Website and app data records
+ + + + + + +

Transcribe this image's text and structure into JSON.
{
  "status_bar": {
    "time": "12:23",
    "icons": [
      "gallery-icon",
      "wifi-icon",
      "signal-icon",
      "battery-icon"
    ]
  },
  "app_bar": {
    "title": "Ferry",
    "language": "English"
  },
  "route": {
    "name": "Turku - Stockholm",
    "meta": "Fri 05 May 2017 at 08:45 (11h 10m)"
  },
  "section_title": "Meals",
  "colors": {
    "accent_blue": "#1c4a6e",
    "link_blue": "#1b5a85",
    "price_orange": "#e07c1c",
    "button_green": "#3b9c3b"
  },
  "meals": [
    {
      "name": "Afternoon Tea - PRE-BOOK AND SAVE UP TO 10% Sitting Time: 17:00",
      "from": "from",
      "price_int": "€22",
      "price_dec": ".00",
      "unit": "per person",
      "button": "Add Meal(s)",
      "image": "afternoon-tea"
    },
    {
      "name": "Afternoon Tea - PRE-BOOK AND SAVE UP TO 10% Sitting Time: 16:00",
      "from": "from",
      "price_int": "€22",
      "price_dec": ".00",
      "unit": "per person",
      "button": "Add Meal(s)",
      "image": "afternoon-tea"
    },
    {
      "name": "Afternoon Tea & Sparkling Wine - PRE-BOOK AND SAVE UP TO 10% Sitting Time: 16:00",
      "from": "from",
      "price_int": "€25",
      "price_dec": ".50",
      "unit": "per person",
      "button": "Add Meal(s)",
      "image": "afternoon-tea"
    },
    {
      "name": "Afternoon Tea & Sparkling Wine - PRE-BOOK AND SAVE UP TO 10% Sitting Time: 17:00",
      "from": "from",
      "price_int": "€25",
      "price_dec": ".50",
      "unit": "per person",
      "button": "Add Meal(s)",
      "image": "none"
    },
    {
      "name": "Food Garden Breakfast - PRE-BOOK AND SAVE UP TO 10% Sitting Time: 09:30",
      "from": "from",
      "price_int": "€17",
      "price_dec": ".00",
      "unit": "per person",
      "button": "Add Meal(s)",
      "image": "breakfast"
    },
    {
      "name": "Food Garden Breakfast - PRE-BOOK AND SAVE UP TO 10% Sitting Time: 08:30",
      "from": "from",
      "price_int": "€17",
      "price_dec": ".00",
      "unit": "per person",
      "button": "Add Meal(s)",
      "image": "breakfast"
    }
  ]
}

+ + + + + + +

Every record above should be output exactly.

Transcribe this image's text and structure into JSON.
{
  "status_bar": {
    "time": "12:23",
    "icons": [
      "gallery-icon",
      "wifi-icon",
      "signal-icon",
      "battery-icon"
    ]
  },
  "app_bar": {
    "title": "Ferry",
    "language": "English"
  },
  "route": {
    "name": "Turku - Stockholm",
    "meta": "Fri 05 May 2017 at 08:45 (11h 10m)"
  },
  "section_title": "Meals",
  "colors": {
    "accent_blue": "#1c4a6e",
    "link_blue": "#1b5a85",
    "price_orange": "#e07c1c",
    "button_green": "#3b9c3b"
  },
  "meals": [
    {
      "name": "Afternoon Tea - PRE-BOOK AND SAVE UP TO 10% Sitting Time: 17:00",
      "from": "from",
      "price_int": "€22",
      "price_dec": ".00",
      "unit": "per person",
      "button": "Add Meal(s)",
      "image": "afternoon-tea"
    },
    {
      "name": "Afternoon Tea - PRE-BOOK AND SAVE UP TO 10% Sitting Time: 16:00",
      "from": "from",
      "price_int": "€22",
      "price_dec": ".00",
      "unit": "per person",
      "button": "Add Meal(s)",
      "image": "afternoon-tea"
    },
    {
      "name": "Afternoon Tea & Sparkling Wine - PRE-BOOK AND SAVE UP TO 10% Sitting Time: 16:00",
      "from": "from",
      "price_int": "€25",
      "price_dec": ".50",
      "unit": "per person",
      "button": "Add Meal(s)",
      "image": "afternoon-tea"
    },
    {
      "name": "Afternoon Tea & Sparkling Wine - PRE-BOOK AND SAVE UP TO 10% Sitting Time: 17:00",
      "from": "from",
      "price_int": "€25",
      "price_dec": ".50",
      "unit": "per person",
      "button": "Add Meal(s)",
      "image": "none"
    },
    {
      "name": "Food Garden Breakfast - PRE-BOOK AND SAVE UP TO 10% Sitting Time: 09:30",
      "from": "from",
      "price_int": "€17",
      "price_dec": ".00",
      "unit": "per person",
      "button": "Add Meal(s)",
      "image": "breakfast"
    },
    {
      "name": "Food Garden Breakfast - PRE-BOOK AND SAVE UP TO 10% Sitting Time: 08:30",
      "from": "from",
      "price_int": "€17",
      "price_dec": ".00",
      "unit": "per person",
      "button": "Add Meal(s)",
      "image": "breakfast"
    }
  ]
}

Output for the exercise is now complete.